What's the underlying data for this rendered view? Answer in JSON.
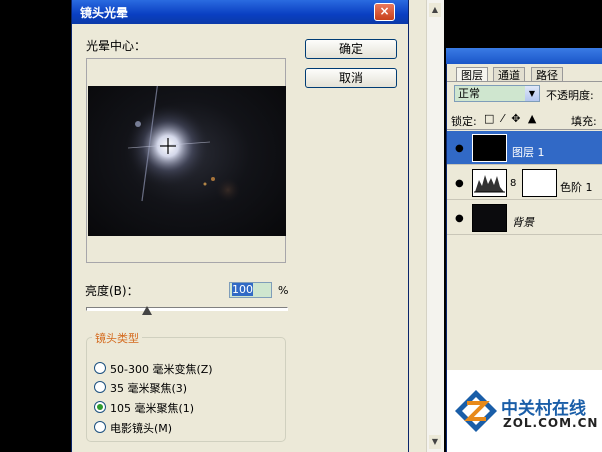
{
  "dialog": {
    "title": "镜头光晕",
    "close_glyph": "×",
    "center_label": "光晕中心：",
    "ok_label": "确定",
    "cancel_label": "取消",
    "brightness_label": "亮度(B)：",
    "brightness_value": "100",
    "brightness_unit": "%",
    "brightness_level": 100,
    "lens_group_title": "镜头类型",
    "lens_options": [
      {
        "label": "50-300 毫米变焦(Z)",
        "selected": false
      },
      {
        "label": "35 毫米聚焦(3)",
        "selected": false
      },
      {
        "label": "105 毫米聚焦(1)",
        "selected": true
      },
      {
        "label": "电影镜头(M)",
        "selected": false
      }
    ]
  },
  "scroll": {
    "up": "▲",
    "down": "▼"
  },
  "layers_panel": {
    "tabs": [
      "图层",
      "通道",
      "路径"
    ],
    "active_tab": 0,
    "blend_mode": "正常",
    "blend_arrow": "▼",
    "opacity_label": "不透明度:",
    "lock_label": "锁定:",
    "lock_icons": "□ ⁄ ✥ ▲",
    "fill_label": "填充:",
    "eye_glyph": "●",
    "link_glyph": "8",
    "layers": [
      {
        "name": "图层 1",
        "selected": true
      },
      {
        "name": "色阶 1",
        "selected": false
      },
      {
        "name": "背景",
        "selected": false
      }
    ]
  },
  "watermark": {
    "brand": "中关村在线",
    "url": "ZOL.COM.CN"
  },
  "colors": {
    "title_bar": "#0a3fc2",
    "dialog_bg": "#ece9d8",
    "selection": "#316ac5",
    "legend_text": "#d46a1e",
    "logo_blue": "#1a5ea8",
    "logo_orange": "#e88a1a"
  }
}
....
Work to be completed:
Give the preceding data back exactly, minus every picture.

Your solution:
What's the underlying data for this rendered view? Answer in JSON.
{
  "dialog": {
    "title": "镜头光晕",
    "close_glyph": "×",
    "center_label": "光晕中心：",
    "ok_label": "确定",
    "cancel_label": "取消",
    "brightness_label": "亮度(B)：",
    "brightness_value": "100",
    "brightness_unit": "%",
    "brightness_level": 100,
    "lens_group_title": "镜头类型",
    "lens_options": [
      {
        "label": "50-300 毫米变焦(Z)",
        "selected": false
      },
      {
        "label": "35 毫米聚焦(3)",
        "selected": false
      },
      {
        "label": "105 毫米聚焦(1)",
        "selected": true
      },
      {
        "label": "电影镜头(M)",
        "selected": false
      }
    ]
  },
  "scroll": {
    "up": "▲",
    "down": "▼"
  },
  "layers_panel": {
    "tabs": [
      "图层",
      "通道",
      "路径"
    ],
    "active_tab": 0,
    "blend_mode": "正常",
    "blend_arrow": "▼",
    "opacity_label": "不透明度:",
    "lock_label": "锁定:",
    "lock_icons": "□ ⁄ ✥ ▲",
    "fill_label": "填充:",
    "eye_glyph": "●",
    "link_glyph": "8",
    "layers": [
      {
        "name": "图层 1",
        "selected": true
      },
      {
        "name": "色阶 1",
        "selected": false
      },
      {
        "name": "背景",
        "selected": false
      }
    ]
  },
  "watermark": {
    "brand": "中关村在线",
    "url": "ZOL.COM.CN"
  },
  "colors": {
    "title_bar": "#0a3fc2",
    "dialog_bg": "#ece9d8",
    "selection": "#316ac5",
    "legend_text": "#d46a1e",
    "logo_blue": "#1a5ea8",
    "logo_orange": "#e88a1a"
  }
}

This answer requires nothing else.